For four years, the Allen Hawks had been the best youth football team in the most football-mad suburb in Texas -- which is to say, the world. In season after season, they'd been so untouchable, so dominant, that trophy-collecting had actually gotten slightly monotonous. "After the first one, I got excited," Eric Engel, a linebacker, told me. "And after the second one, I got excited. After the third one, I was like, okay ..." But this Super Bowl had the Hawks' full and undivided attention -- it was the last game they would play together. The sixth-graders had grown up together, fought together, gotten their shins skinned together. Next year most would become seventh graders and start playing for their middle school teams. "This is about the Hawks winning on this field for the final time," said their head coach, Kevin Engel (Eric's father), before the game. He sounded like he might cry.
Eric's teammate, Celdon Manning, is proclaimed by his personal trainer -- yes, he has a personal trainer -- to be the greatest 11-year-old football player in America. Before games, his mother makes him watch Top 10 Football Moves, an NFL highlight film, and instructs him to apply two during the game. Cullen Perkins, a Hawks tackle, watches Blu-ray game film in bed at night and takes notes.
That dedication probably isn't unique to the Hawks. It's just Engel, the coach, was able to assemble a lot of dedicate players on a single team. Texas Monthly explains:
He'd put the Hawks together like a college team, starting out with a few great players, like the running back Maurice "Mo" Perkins (no relation to Cullen), in kindergarten, and every year, "recruiting" a few more. Recruiting is how you win in Allen. You can't steal a player from another team -- any player vacating his squad has to go into the draft, where lousy teams like the Cobras and Cardinals pick first.
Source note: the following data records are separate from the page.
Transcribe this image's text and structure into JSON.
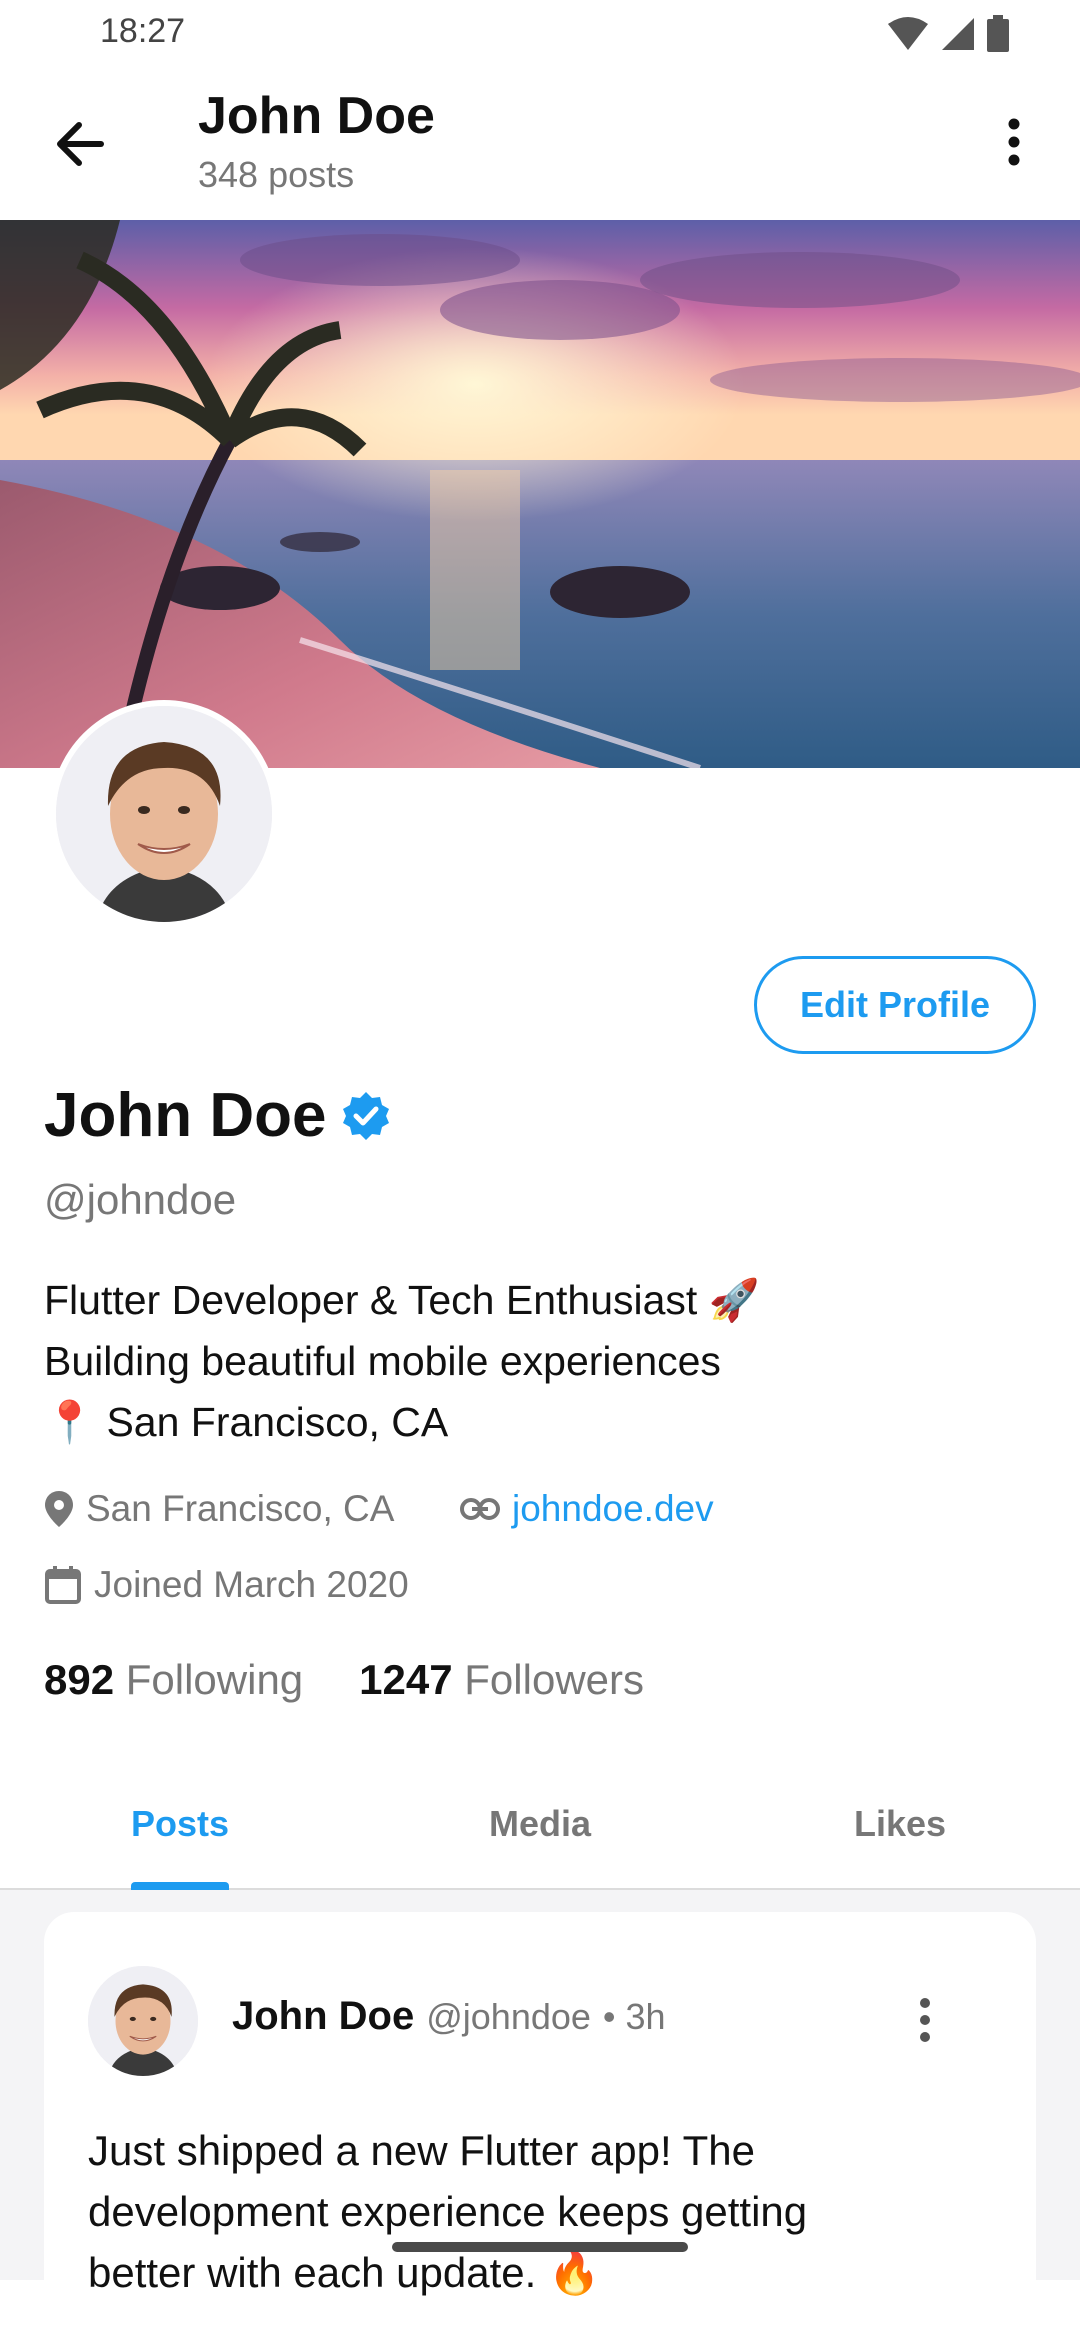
{
  "status": {
    "time": "18:27"
  },
  "appbar": {
    "title": "John Doe",
    "subtitle": "348 posts"
  },
  "profile": {
    "name": "John Doe",
    "handle": "@johndoe",
    "edit_label": "Edit Profile",
    "bio_lines": [
      "Flutter Developer & Tech Enthusiast 🚀",
      "Building beautiful mobile experiences",
      "📍 San Francisco, CA"
    ],
    "location": "San Francisco, CA",
    "website": "johndoe.dev",
    "joined": "Joined March 2020",
    "following_count": "892",
    "following_label": "Following",
    "followers_count": "1247",
    "followers_label": "Followers"
  },
  "tabs": [
    {
      "label": "Posts",
      "active": true
    },
    {
      "label": "Media",
      "active": false
    },
    {
      "label": "Likes",
      "active": false
    }
  ],
  "post": {
    "author": "John Doe",
    "handle": "@johndoe",
    "time": "• 3h",
    "text_lines": [
      "Just shipped a new Flutter app! The",
      "development experience keeps getting",
      "better with each update. 🔥"
    ]
  },
  "colors": {
    "accent": "#1d9bf0",
    "muted": "#777777"
  }
}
But Coach could find would-be Hawks who were new to football or, like Chris, the running back, have just moved from out of town. He looked in malls, neighborhoods, everywhere. "I roll with blue Powerade and Now and Laters," Coach liked to joke. He had found Chris chasing a rabbit around his neighborhood.
Allen, on the whole, doesn't seem to trouble itself with the thought that there might be too much emphasis placed on football. One parent summed it up as "a vehicle to raise our kids." Of course, that's that kind of dedication that breeds success. The Hawks ended their season having won 40 games in a row and -- spoiler alert -- their fourth straight Super Bowl.
Keep the Dallas Observer Free... Since we started the Dallas Observer, it has been defined as the free, independent voice of Dallas, and we would like to keep it that way. Offering our readers free access to incisive coverage of local news, food and culture. Producing stories on everything from political scandals to the hottest new bands, with gutsy reporting, stylish writing, and staffers who've won everything from the Society of Professional Journalists' Sigma Delta Chi feature-writing award to the Casey Medal for Meritorious Journalism. But with local journalism's existence under siege and advertising revenue setbacks having a larger impact, it is important now more than ever for us to rally support behind funding our local journalism. You can help by participating in our "I Support" membership program, allowing us to keep covering Dallas with no paywalls.